Elliot Soloway’s Rainfall problem is a classic benchmark in computing education research, designed to study plan composition: how students decompose problems into tasks, solve them, and compose the solutions.
Over multiple decades, locations, and languages, students have done poorly at it. However, recent multi-institution studies of students using functional programming and How to Design Programs find very different outcomes.
What do these results tell us? This talk explores relationships between programming languages, program design, curricula, and how students perceive code structure.
The talk assumes no experience with plan composition, functional programming, or having been rained upon. Please come equipped with pen and paper, because the talk will require you to write programs.
Joint work primarily with Kathi Fisler.
I am the Vice President for Programming Languages at Brown University in Providence, RI, USA. I’m not, really, but that’s what it says on my business card.

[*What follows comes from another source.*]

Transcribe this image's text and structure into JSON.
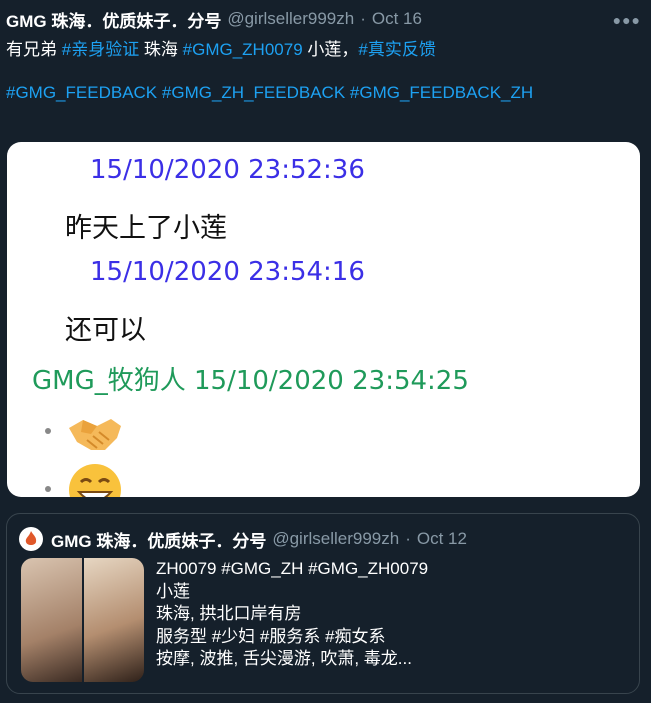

I believe tropical fruit are superior to all other kinds. I’d probably rather be out riding a bike up a mountain (slowly). I am terrified of success, because I may be forced to buy a suit. You can learn other things about me from my very serious Web site.
I am also known to interrogate my audiences to ensure they’re paying attention. So, be alert. You can read email later.
Conference DayWed 11 AprDisplayed time zone: Amsterdam, Berlin, Bern, Rome, Stockholm, Vienna change
09:00 - 10:00
|The Recurring Rainfall Problem‹Programming› Keynote|
K: Shriram KrishnamurthiBrown University, USA